£60m fund to make more British kids’ TV


Thunderbirds Are Go.


ITV has made a new version of Thunderbirds titled Thunderbirds Are Go

The government is giving broadcasters including Channel 4 and ITV an extra £60m to help them make more home-grown children’s programmes.

The money will be targeted at commercial channels to help them compete with BBC children’s shows.

Teletubbies creator Anne Wood welcomed the funding, saying programme-makers “desperately need more support”.

The £60m pot will be spent over three years and will come from the 2010 licence fee settlement.

Culture Secretary Karen Bradley said it would give the children’s TV sector “the boost it needs to create innovative content for a wider audience that would otherwise not be made”.

The money will be available for programmes shown by commercial public service broadcasters – including ITV, Channel 4 and Channel 5 – as well as other “free and widely available” channels and streaming services, and potentially other online platforms.

Anne Wood, who leads the Save Kids’ Content UK campaign, said she was “deeply grateful” for the move.

‘Never had such difficult times’

“It shows the government’s awareness of the issue and the importance of children’s television culture to children in this country,” she told BBC News.

“We in the children’s production sector have never had such difficult times raising finance. We desperately need more support.”

The Department for Digital, Culture, Media and Sport said the fund could be used to pay for up to 50% of the production and distribution costs of original TV shows.

Programmes from new and diverse backgrounds, and those made in the nations and regions, will be “a particular focus”, it said.

The government said the fund would “stimulate greater variety in a market where the BBC is often the dominant buyer and broadcaster” of children’s shows.

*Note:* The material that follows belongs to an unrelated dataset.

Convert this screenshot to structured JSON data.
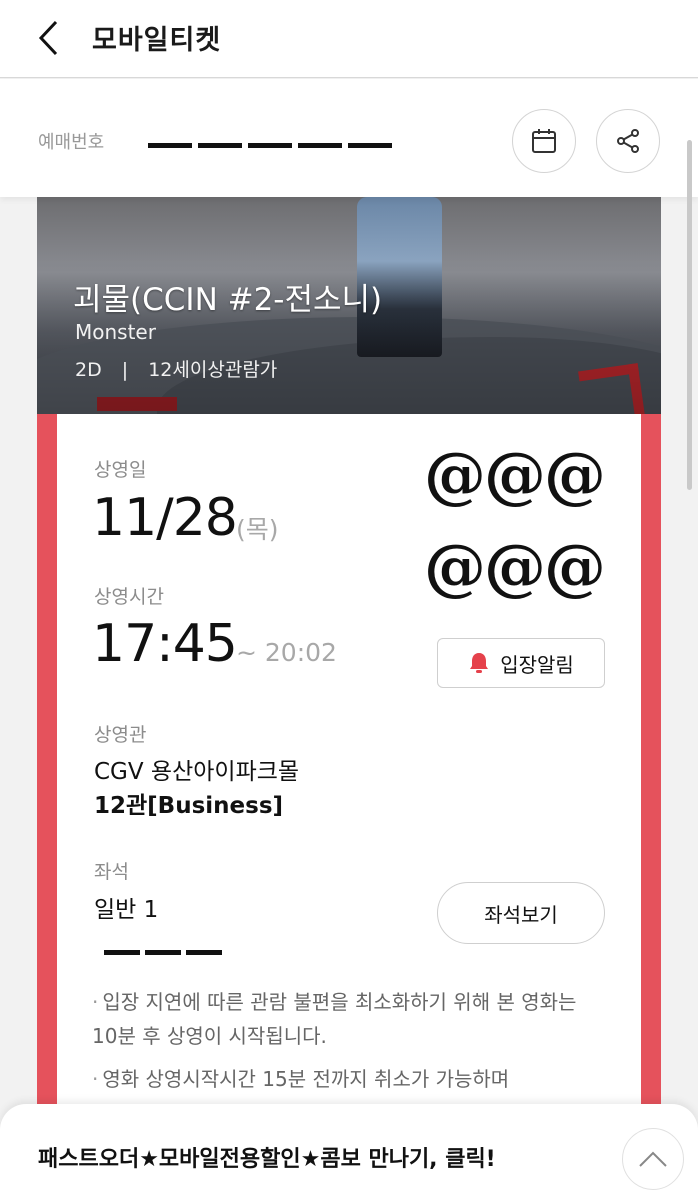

The Teletubbies are among Britain’s most successful children’s TV exports, underlining the BBC’s dominance in the sector

Spending on first-run home-grown children’s programming by public service broadcasters fell by 26% to £84m between 2006-16.

In 2016, CBBC and CBeebies accounted for 87% of all such children’s programming.

Although ITV no longer has the daily offering of children’s TV shows that many children of the 1970s and 1980s will remember, it does screen a range of children’s programmes on its channels, often to be seen on ITV early on weekend mornings.

It recently announced a new show, Spy School – described as an entertainment game show challenging child contestants to solve puzzles and crack codes – that will be on air from 7 January.

Its other popular shows include the animated adventures of Mr Bean, a new version of Thunderbirds titled Thunderbirds Are Go, the Saturday morning show Scrambled! and the comedy Bottom Knocker Street.

The announcement of the extra funding comes after media watchdog Ofcom was given new powers to set quotas for children’s shows on public service broadcasters.

Follow us on Facebook, on Twitter @BBCNewsEnts, or on Instagram at bbcnewsents. If you have a story suggestion email [email protected]